By: Lauren Solar
Cannabis edibles is one of the fastest growing sectors of the food industry, with sales on track to register a compound annual growth rate of more than 25 per cent between 2018 and 2022. Almost gone are the days of the college kid, illicitly whipping up a batch of pot brownies for the amusement of their friends. Although some small producers remain active, edibles are mainstream; they are produced at a commercial scale, in large batches and involve some of the biggest players in the market, rumoured soon to include Coca-Cola and Anheuser-Busch.
Producing cannabis edibles is a complex process, combining food production with a pharmaceutical that requires an accurate dosage. Cannabis contains a wide range of chemicals which may contribute to their psychoactive properties (their effects, individually and in combination, haven’t all been studied yet). The two most common are tetrahydrocannabinol (THC) and cannabidiol (CBD). The commercial development of this new sector has been plagued with reports of dosage inaccuracies and inconsistent products. We’re going to look at some examples of the variables edibles manufacturers face to demonstrate the issues.
The problems begin with the different marijuana plant varietals, as each cultivar varies in potency. In the early years of edibles, the most common extraction method was to soak the cannabis flowers in oil, creating an infusion. “Each kind of cannabis plant will produce oil that has a different potency level,” says Kim Stuck, founder and CEO of Allay Consulting LLC, a compliance strategy and services provider serving the hemp and cannabis industries, headquartered in Denver. “No matter what, that oil needs to be tested right before using in any food product, to know what level the potency is at.” Which means that companies can’t take for granted that adding the same amount of oil will result in the same amount of THC or CBD in each product.
And although many companies stick with the same cultivars, the potency is not always consistent. “Even from harvest batch to harvest batch, the potency of the oil they are producing can be very different,” Stuck says. “Most companies these days are using a distillate, which is oil derived from a CO2, butane or ethanol extraction,” she explains. The results are more consistent, but testing each batch is still important.
Different extraction methods can also contribute to product inconsistencies. Tests show that because of the inherent inconsistency of fat distribution within a food product, the dosage can vary between one square of chocolate or one cookie and the next. For example, a consumer,
trying to manage their THC or CBD consumption, could potentially eat one square of a chocolate bar and feel nothing because they happened to choose a square that contained next to no THC or CBD. They would then eat a second square which may have most of the active chemical the entire chocolate bar is supposed to contain, thus consuming far more than they intended or wanted.

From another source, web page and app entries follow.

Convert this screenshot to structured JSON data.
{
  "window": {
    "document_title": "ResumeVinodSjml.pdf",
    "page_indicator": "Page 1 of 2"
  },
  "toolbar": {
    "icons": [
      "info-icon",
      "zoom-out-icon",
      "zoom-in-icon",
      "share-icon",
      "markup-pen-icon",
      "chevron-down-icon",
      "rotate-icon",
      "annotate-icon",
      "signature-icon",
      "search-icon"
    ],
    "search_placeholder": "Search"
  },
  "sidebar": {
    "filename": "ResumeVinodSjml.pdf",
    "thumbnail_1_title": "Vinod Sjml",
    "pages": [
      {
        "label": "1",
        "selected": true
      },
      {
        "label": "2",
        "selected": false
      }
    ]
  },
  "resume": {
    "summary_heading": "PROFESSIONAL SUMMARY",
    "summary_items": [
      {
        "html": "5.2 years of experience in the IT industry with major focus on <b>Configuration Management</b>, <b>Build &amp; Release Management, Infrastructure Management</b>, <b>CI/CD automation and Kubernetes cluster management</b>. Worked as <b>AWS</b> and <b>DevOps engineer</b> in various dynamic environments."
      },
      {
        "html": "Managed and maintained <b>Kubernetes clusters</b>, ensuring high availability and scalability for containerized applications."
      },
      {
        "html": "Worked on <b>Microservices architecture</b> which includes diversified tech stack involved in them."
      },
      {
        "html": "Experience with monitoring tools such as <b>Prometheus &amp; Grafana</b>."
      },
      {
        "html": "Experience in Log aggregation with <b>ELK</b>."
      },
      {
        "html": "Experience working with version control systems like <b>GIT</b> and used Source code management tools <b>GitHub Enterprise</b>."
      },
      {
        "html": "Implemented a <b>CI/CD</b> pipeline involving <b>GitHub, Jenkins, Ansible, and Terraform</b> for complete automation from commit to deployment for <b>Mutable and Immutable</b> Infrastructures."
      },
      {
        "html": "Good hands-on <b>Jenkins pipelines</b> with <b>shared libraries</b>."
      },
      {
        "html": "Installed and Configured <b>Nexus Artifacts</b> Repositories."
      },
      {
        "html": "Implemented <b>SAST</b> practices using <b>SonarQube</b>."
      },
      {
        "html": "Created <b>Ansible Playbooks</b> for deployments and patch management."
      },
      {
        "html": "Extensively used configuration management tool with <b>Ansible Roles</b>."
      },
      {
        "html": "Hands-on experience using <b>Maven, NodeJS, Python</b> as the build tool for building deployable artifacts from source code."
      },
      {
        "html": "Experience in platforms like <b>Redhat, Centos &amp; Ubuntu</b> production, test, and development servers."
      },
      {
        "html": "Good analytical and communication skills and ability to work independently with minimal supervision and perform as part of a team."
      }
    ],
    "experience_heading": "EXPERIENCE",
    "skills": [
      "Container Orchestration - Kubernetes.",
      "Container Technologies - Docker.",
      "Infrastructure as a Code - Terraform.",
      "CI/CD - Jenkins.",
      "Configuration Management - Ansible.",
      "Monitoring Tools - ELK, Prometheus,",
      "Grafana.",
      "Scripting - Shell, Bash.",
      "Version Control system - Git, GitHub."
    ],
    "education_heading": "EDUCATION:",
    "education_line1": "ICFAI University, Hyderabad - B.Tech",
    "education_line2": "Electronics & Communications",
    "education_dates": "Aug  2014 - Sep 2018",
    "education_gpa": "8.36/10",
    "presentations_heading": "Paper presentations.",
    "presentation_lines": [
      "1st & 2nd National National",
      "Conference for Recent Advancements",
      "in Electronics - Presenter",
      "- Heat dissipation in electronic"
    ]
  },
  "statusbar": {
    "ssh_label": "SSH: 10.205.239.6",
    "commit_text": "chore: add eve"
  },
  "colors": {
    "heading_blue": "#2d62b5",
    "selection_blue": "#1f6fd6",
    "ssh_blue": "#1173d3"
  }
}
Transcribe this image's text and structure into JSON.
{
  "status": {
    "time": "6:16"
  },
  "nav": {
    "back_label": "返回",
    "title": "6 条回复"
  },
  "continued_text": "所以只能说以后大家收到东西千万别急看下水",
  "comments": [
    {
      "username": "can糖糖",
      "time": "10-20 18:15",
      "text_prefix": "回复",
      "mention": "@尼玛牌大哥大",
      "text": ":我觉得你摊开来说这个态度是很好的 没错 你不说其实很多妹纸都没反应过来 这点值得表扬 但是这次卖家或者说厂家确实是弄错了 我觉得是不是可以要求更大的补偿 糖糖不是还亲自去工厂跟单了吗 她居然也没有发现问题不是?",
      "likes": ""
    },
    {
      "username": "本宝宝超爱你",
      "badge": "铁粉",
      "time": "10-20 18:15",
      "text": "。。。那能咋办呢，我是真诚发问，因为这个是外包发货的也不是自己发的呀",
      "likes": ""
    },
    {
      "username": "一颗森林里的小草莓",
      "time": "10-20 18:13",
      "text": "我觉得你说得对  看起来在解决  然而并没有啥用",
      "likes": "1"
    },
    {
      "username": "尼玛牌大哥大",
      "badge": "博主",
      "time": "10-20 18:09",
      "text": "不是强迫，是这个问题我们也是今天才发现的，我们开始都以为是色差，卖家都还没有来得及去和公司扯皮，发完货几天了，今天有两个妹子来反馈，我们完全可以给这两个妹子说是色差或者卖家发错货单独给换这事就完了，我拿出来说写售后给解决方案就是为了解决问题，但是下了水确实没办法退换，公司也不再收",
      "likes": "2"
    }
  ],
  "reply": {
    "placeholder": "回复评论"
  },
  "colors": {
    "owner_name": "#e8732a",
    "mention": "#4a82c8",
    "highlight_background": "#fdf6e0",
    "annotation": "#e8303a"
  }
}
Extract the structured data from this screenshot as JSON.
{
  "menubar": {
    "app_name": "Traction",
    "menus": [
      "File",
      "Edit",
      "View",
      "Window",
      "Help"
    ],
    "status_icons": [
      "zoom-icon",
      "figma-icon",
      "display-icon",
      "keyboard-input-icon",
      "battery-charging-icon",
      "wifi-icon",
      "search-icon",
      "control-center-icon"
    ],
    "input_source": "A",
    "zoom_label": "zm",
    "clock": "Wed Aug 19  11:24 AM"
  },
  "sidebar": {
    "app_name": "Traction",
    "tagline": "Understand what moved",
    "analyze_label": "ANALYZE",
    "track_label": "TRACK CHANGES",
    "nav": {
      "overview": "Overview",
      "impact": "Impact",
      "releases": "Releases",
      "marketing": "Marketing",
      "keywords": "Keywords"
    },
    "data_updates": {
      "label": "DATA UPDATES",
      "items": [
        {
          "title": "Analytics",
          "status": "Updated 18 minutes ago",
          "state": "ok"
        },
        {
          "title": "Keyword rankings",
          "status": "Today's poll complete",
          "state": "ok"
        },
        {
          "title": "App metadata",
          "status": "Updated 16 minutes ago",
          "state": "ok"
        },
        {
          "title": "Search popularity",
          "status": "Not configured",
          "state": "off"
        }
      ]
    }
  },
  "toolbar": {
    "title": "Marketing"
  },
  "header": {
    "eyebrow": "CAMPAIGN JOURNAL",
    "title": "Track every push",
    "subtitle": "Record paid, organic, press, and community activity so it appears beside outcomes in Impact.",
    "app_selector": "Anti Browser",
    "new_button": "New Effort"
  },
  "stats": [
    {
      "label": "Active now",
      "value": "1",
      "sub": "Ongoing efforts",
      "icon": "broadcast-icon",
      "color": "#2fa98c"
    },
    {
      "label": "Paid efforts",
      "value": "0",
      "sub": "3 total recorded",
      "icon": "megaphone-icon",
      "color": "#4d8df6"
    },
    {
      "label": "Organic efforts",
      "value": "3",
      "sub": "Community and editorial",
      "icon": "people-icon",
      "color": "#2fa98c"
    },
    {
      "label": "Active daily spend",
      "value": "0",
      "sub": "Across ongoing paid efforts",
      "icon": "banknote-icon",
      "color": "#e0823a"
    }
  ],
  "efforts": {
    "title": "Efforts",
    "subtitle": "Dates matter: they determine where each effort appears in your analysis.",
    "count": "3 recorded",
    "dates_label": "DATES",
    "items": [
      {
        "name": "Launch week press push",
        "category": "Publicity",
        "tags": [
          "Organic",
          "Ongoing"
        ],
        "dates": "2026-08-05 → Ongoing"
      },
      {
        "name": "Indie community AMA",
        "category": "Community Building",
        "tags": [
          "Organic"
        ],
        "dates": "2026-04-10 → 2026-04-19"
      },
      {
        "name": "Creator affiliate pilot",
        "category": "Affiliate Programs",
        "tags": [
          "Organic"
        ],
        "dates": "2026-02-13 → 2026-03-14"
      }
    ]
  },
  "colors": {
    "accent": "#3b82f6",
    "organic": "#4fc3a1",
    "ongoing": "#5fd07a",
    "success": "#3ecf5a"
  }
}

“Regulations in various states allow for this [inconsistency],” says Kathy Knutson, Ph.D., an independent contractor and author of Food Safety Lessons for Cannabis-Infused Edibles, “and there are tolerance levels. It can vary from state to state and country to country. For most producers, the labelling is two steps. There is the package labelling, which includes the pre-printed information, graphics and ingredients and such, but then almost every edible that is purchased will have an add-on sticker which contains the specific [potency] information for that batch.” The edibles are held until the laboratory testing can be completed, which is why most are manufactured as a shelf-stable food such as gummies or chocolate bars for their delivery.
However, it appears that some dosage discrepancies arise from testing. Paraphrasing an article in the Journal of the American Society for Mass Spectrometry, the authors discuss differences in results based on the type of mass spectrometry used. Some chemicals are present at such high levels they can mask other chemicals unless the correct spectrometry methods are used. Sample preparation is another issue because heat can change the chemical signature of cannabis. Finally, the authors point to a lack of standardization of testing and sample extraction methods from one laboratory to another. “We are at a very early stage of the future cannabis industry… There is an urgent need for accurate and precise chemical analysis of large sample numbers ranging from cannabis plant materials to final products including medicinal products, foods, and biological fluids.”
“This is something the cannabis industry has been shouting from the rooftops about since the beginning,” Stuck points out. “There isn’t a lot of regulation around the testing labs. Most regulatory bodies are aware of this but it’s very frustrating for the cannabis industry.” Unscrupulous manufacturers can practice something the industry calls ‘lab shopping’; they pick the lab whose results best fit the company’s requirements; she explains. Some standardization of labs, their equipment and their best testing practices needs to be developed.
Cannabis edibles have come a very long way in a very short time. But there is still a ways to go as this complex slice of the food industry continues to grow in colossal leaps and bounds. Combining the normal food safety concerns with dosage and testing variations will remain a difficult balance for years to come.
About the Author:
Lauren Solar has been a freelance writer and editor for over thirty years, writing mostly on health-related topics and for not-for-profit organizations. Because of her own food allergies and her extensive background with allergy advocacy groups, she helped create the Food Allergen Food Safety Training offered by TrainCan and is a certified trainer on this topic. She has also done a great deal of technical and business writing.